Segment Start: Listed entries
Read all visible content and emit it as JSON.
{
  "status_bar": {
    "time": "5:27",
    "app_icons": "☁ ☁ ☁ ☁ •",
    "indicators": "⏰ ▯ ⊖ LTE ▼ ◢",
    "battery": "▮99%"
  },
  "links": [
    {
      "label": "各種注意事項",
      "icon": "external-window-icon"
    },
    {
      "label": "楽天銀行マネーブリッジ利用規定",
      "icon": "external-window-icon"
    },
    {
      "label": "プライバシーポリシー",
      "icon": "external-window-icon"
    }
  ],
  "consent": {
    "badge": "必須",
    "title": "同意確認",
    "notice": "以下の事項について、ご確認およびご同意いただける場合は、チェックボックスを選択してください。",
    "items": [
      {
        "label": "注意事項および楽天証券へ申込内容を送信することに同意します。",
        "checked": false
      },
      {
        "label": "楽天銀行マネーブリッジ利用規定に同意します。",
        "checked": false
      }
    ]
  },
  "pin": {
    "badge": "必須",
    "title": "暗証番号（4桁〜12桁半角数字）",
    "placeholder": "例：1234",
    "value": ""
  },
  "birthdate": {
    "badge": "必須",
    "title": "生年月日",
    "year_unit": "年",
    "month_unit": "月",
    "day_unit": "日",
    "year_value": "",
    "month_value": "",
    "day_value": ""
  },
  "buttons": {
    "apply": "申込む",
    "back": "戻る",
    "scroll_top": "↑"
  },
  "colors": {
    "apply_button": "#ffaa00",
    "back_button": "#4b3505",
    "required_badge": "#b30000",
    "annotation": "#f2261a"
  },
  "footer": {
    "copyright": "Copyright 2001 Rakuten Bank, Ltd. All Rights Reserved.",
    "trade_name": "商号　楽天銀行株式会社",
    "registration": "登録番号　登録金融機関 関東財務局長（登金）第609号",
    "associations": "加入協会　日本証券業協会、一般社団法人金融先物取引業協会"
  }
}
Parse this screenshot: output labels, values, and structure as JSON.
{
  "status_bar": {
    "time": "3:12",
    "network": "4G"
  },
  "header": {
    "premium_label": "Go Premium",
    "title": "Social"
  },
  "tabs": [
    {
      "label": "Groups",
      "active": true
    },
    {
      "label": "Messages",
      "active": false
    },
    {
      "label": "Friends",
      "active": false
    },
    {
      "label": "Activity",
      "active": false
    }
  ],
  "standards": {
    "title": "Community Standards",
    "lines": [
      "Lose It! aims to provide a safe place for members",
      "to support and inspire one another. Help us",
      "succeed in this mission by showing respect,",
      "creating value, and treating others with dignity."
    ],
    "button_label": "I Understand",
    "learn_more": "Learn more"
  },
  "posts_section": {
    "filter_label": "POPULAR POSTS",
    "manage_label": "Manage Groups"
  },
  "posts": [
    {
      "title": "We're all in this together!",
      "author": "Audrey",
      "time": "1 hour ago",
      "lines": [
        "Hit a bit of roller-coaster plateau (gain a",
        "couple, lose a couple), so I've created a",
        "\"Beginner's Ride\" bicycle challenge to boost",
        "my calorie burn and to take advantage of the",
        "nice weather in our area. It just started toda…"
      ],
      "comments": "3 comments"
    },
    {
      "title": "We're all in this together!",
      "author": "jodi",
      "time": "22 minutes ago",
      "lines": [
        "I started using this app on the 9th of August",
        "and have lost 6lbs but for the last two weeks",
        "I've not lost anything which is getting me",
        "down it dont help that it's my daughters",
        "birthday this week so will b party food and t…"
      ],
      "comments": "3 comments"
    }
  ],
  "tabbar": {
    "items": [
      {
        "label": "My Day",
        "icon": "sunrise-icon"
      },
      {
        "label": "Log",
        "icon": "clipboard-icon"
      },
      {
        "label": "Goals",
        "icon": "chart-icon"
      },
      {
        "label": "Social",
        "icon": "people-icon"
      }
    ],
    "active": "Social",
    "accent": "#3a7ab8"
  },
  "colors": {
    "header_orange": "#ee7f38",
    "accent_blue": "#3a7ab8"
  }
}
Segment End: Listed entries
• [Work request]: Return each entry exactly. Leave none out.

• [The answer]:
Read all visible content and emit it as JSON.
{
  "status_bar": {
    "time": "5:27",
    "app_icons": "☁ ☁ ☁ ☁ •",
    "indicators": "⏰ ▯ ⊖ LTE ▼ ◢",
    "battery": "▮99%"
  },
  "links": [
    {
      "label": "各種注意事項",
      "icon": "external-window-icon"
    },
    {
      "label": "楽天銀行マネーブリッジ利用規定",
      "icon": "external-window-icon"
    },
    {
      "label": "プライバシーポリシー",
      "icon": "external-window-icon"
    }
  ],
  "consent": {
    "badge": "必須",
    "title": "同意確認",
    "notice": "以下の事項について、ご確認およびご同意いただける場合は、チェックボックスを選択してください。",
    "items": [
      {
        "label": "注意事項および楽天証券へ申込内容を送信することに同意します。",
        "checked": false
      },
      {
        "label": "楽天銀行マネーブリッジ利用規定に同意します。",
        "checked": false
      }
    ]
  },
  "pin": {
    "badge": "必須",
    "title": "暗証番号（4桁〜12桁半角数字）",
    "placeholder": "例：1234",
    "value": ""
  },
  "birthdate": {
    "badge": "必須",
    "title": "生年月日",
    "year_unit": "年",
    "month_unit": "月",
    "day_unit": "日",
    "year_value": "",
    "month_value": "",
    "day_value": ""
  },
  "buttons": {
    "apply": "申込む",
    "back": "戻る",
    "scroll_top": "↑"
  },
  "colors": {
    "apply_button": "#ffaa00",
    "back_button": "#4b3505",
    "required_badge": "#b30000",
    "annotation": "#f2261a"
  },
  "footer": {
    "copyright": "Copyright 2001 Rakuten Bank, Ltd. All Rights Reserved.",
    "trade_name": "商号　楽天銀行株式会社",
    "registration": "登録番号　登録金融機関 関東財務局長（登金）第609号",
    "associations": "加入協会　日本証券業協会、一般社団法人金融先物取引業協会"
  }
}
Parse this screenshot: output labels, values, and structure as JSON.
{
  "status_bar": {
    "time": "3:12",
    "network": "4G"
  },
  "header": {
    "premium_label": "Go Premium",
    "title": "Social"
  },
  "tabs": [
    {
      "label": "Groups",
      "active": true
    },
    {
      "label": "Messages",
      "active": false
    },
    {
      "label": "Friends",
      "active": false
    },
    {
      "label": "Activity",
      "active": false
    }
  ],
  "standards": {
    "title": "Community Standards",
    "lines": [
      "Lose It! aims to provide a safe place for members",
      "to support and inspire one another. Help us",
      "succeed in this mission by showing respect,",
      "creating value, and treating others with dignity."
    ],
    "button_label": "I Understand",
    "learn_more": "Learn more"
  },
  "posts_section": {
    "filter_label": "POPULAR POSTS",
    "manage_label": "Manage Groups"
  },
  "posts": [
    {
      "title": "We're all in this together!",
      "author": "Audrey",
      "time": "1 hour ago",
      "lines": [
        "Hit a bit of roller-coaster plateau (gain a",
        "couple, lose a couple), so I've created a",
        "\"Beginner's Ride\" bicycle challenge to boost",
        "my calorie burn and to take advantage of the",
        "nice weather in our area. It just started toda…"
      ],
      "comments": "3 comments"
    },
    {
      "title": "We're all in this together!",
      "author": "jodi",
      "time": "22 minutes ago",
      "lines": [
        "I started using this app on the 9th of August",
        "and have lost 6lbs but for the last two weeks",
        "I've not lost anything which is getting me",
        "down it dont help that it's my daughters",
        "birthday this week so will b party food and t…"
      ],
      "comments": "3 comments"
    }
  ],
  "tabbar": {
    "items": [
      {
        "label": "My Day",
        "icon": "sunrise-icon"
      },
      {
        "label": "Log",
        "icon": "clipboard-icon"
      },
      {
        "label": "Goals",
        "icon": "chart-icon"
      },
      {
        "label": "Social",
        "icon": "people-icon"
      }
    ],
    "active": "Social",
    "accent": "#3a7ab8"
  },
  "colors": {
    "header_orange": "#ee7f38",
    "accent_blue": "#3a7ab8"
  }
}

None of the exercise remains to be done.